ENTRIES SUPPLIED -

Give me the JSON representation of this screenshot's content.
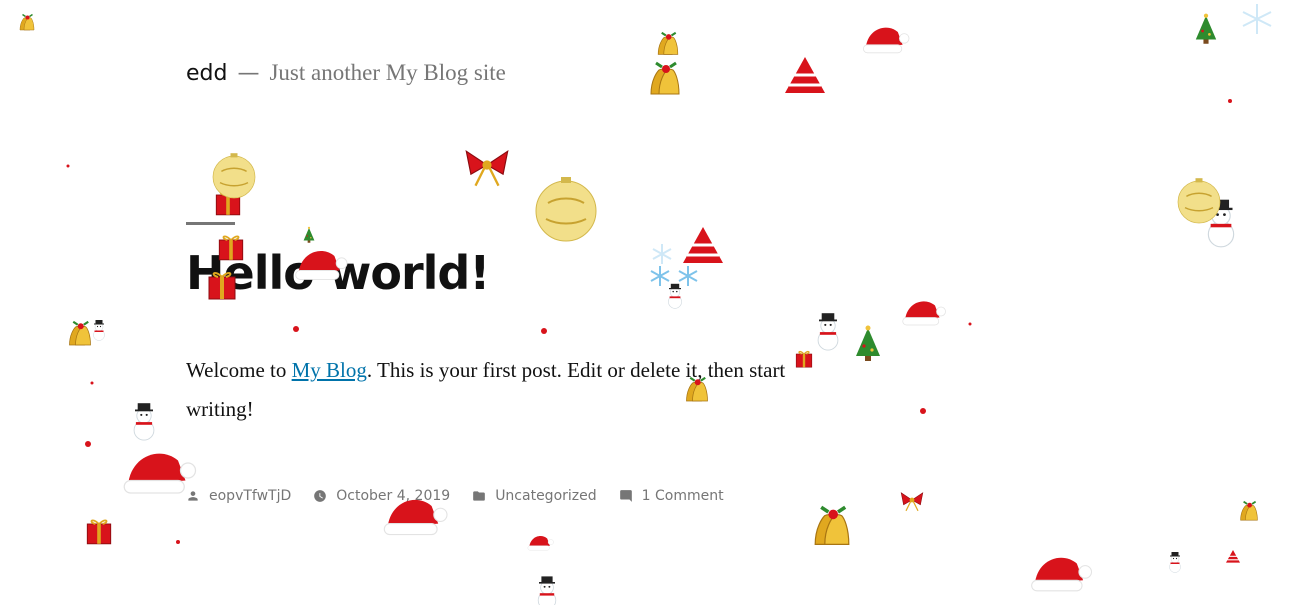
{
  "header": {
    "site_title": "edd",
    "separator": "—",
    "site_description": "Just another My Blog site"
  },
  "post": {
    "title": "Hello world!",
    "content_before_link": "Welcome to ",
    "content_link": "My Blog",
    "content_after_link": ". This is your first post. Edit or delete it, then start writing!"
  },
  "meta": {
    "author": "eopvTfwTjD",
    "date": "October 4, 2019",
    "category": "Uncategorized",
    "comments": "1 Comment"
  },
  "icons": {
    "author": "person-icon",
    "date": "clock-icon",
    "category": "folder-icon",
    "comments": "comment-icon"
  },
  "colors": {
    "text": "#111111",
    "muted": "#767676",
    "link": "#0073aa",
    "santa_red": "#d8131b",
    "bell_gold": "#e0a81f",
    "tree_green": "#2e8b2e"
  },
  "decorations": {
    "santa_hats": 11,
    "bells": 6,
    "snowmen": 6,
    "trees": 4,
    "bows": 2,
    "gift_boxes": 4,
    "ornaments": 3
  }
}
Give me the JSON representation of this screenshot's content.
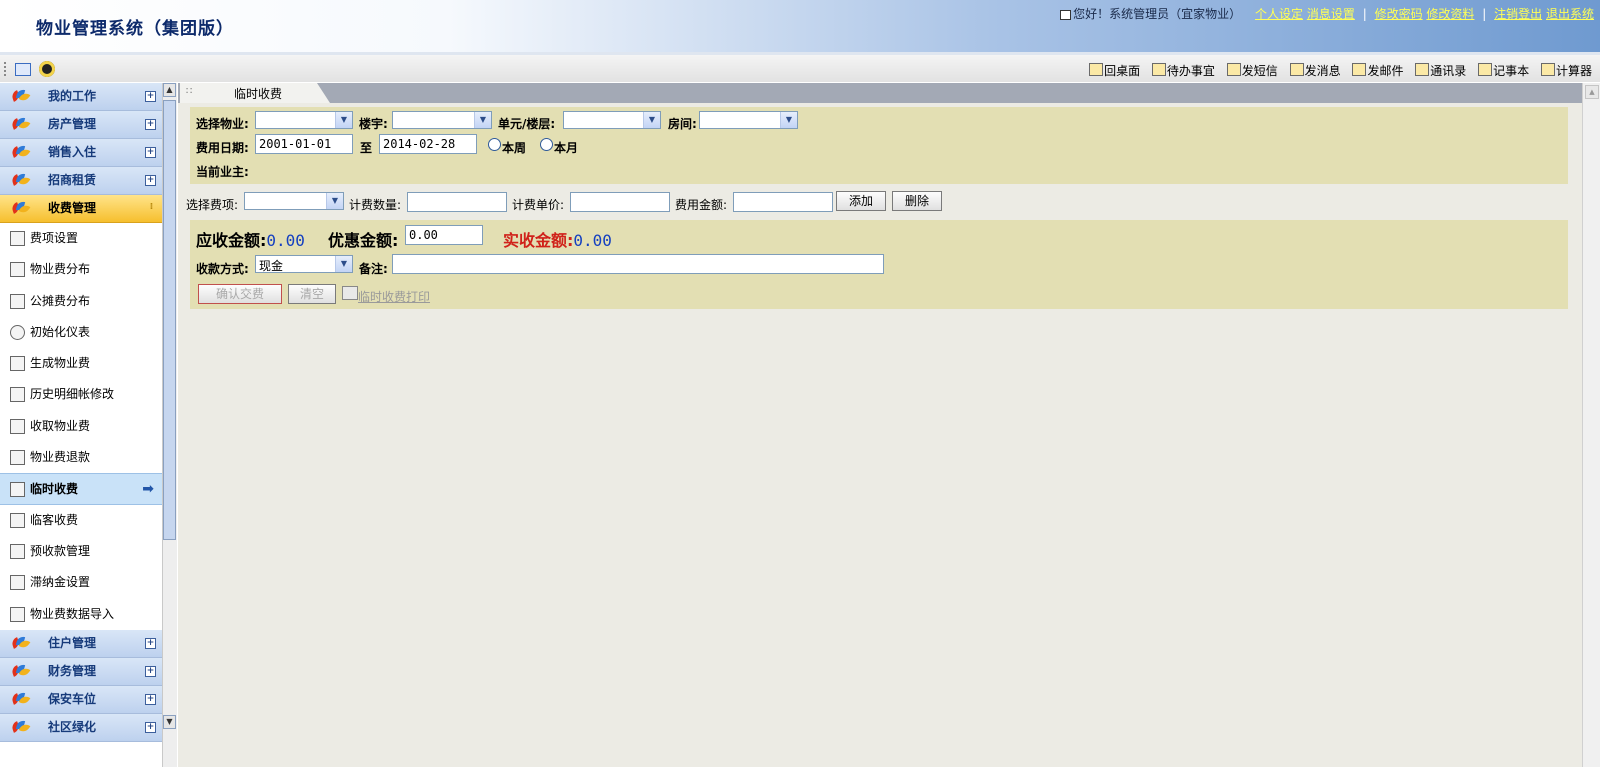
{
  "app": {
    "title": "物业管理系统（集团版）",
    "greeting": "您好！系统管理员（宜家物业）",
    "links": [
      "个人设定",
      "消息设置",
      "修改密码",
      "修改资料",
      "注销登出",
      "退出系统"
    ]
  },
  "toolbar": {
    "items": [
      "回桌面",
      "待办事宜",
      "发短信",
      "发消息",
      "发邮件",
      "通讯录",
      "记事本",
      "计算器"
    ]
  },
  "sidebar": {
    "groups_top": [
      "我的工作",
      "房产管理",
      "销售入住",
      "招商租赁"
    ],
    "active_group": "收费管理",
    "sub_items": [
      {
        "label": "费项设置",
        "icon": "settings-doc-icon"
      },
      {
        "label": "物业费分布",
        "icon": "grid-icon"
      },
      {
        "label": "公摊费分布",
        "icon": "grid-icon"
      },
      {
        "label": "初始化仪表",
        "icon": "gauge-icon"
      },
      {
        "label": "生成物业费",
        "icon": "document-icon"
      },
      {
        "label": "历史明细帐修改",
        "icon": "edit-doc-icon"
      },
      {
        "label": "收取物业费",
        "icon": "receive-icon"
      },
      {
        "label": "物业费退款",
        "icon": "refund-icon"
      },
      {
        "label": "临时收费",
        "icon": "edit-icon",
        "current": true
      },
      {
        "label": "临客收费",
        "icon": "edit-icon"
      },
      {
        "label": "预收款管理",
        "icon": "money-icon"
      },
      {
        "label": "滞纳金设置",
        "icon": "medal-icon"
      },
      {
        "label": "物业费数据导入",
        "icon": "import-icon"
      }
    ],
    "groups_bottom": [
      "住户管理",
      "财务管理",
      "保安车位",
      "社区绿化"
    ]
  },
  "tab": {
    "label": "临时收费"
  },
  "filter": {
    "property_label": "选择物业:",
    "building_label": "楼宇:",
    "unit_label": "单元/楼层:",
    "room_label": "房间:",
    "date_label": "费用日期:",
    "date_from": "2001-01-01",
    "to_label": "至",
    "date_to": "2014-02-28",
    "week_label": "本周",
    "month_label": "本月",
    "owner_label": "当前业主:"
  },
  "fee_row": {
    "item_label": "选择费项:",
    "qty_label": "计费数量:",
    "price_label": "计费单价:",
    "amount_label": "费用金额:",
    "add_button": "添加",
    "delete_button": "删除"
  },
  "payment": {
    "receivable_label": "应收金额:",
    "receivable_value": "0.00",
    "discount_label": "优惠金额:",
    "discount_value": "0.00",
    "actual_label": "实收金额:",
    "actual_value": "0.00",
    "method_label": "收款方式:",
    "method_value": "现金",
    "remark_label": "备注:",
    "confirm_button": "确认交费",
    "clear_button": "清空",
    "print_link": "临时收费打印"
  }
}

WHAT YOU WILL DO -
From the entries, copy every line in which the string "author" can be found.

RESPONSE -
    "author": "eopvTfwTjD",
    "author": "person-icon",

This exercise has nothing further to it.